* _DIRECTIONS FOR THIS TASK_: Lines of the material that include the word "color" are to be counted; only their number should be given.

● ● ● ●

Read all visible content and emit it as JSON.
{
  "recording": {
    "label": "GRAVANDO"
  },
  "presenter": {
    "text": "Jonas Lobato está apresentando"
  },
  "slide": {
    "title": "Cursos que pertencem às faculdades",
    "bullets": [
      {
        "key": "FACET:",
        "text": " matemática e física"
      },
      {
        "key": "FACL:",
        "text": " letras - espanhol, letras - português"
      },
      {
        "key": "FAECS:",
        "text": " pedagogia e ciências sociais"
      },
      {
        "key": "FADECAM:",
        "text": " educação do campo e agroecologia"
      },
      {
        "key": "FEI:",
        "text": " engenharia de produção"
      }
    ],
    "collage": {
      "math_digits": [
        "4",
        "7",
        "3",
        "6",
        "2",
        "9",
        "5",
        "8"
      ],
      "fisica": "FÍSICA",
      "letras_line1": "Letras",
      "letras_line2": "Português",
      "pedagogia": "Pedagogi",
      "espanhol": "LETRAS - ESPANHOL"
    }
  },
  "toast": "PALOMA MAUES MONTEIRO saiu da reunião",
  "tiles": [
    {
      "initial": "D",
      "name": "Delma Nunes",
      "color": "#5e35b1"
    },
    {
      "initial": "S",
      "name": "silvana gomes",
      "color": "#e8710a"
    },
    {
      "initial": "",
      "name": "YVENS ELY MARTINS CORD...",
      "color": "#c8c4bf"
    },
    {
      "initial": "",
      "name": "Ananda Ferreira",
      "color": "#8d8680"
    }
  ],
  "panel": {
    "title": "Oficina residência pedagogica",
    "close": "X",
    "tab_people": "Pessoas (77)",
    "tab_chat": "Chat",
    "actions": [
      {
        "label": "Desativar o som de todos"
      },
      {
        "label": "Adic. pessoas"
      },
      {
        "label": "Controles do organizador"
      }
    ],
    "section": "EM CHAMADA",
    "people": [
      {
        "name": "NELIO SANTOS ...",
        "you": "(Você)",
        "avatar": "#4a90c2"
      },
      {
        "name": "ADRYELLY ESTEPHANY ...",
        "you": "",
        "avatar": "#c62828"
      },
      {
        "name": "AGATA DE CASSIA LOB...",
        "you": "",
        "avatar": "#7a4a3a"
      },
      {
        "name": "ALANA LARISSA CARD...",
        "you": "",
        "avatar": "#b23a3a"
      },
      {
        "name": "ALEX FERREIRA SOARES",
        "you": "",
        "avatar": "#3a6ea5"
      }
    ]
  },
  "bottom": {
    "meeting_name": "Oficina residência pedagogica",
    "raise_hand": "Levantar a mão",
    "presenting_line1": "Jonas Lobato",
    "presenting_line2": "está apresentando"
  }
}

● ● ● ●

* _ANSWER FOR THE TASK_: 4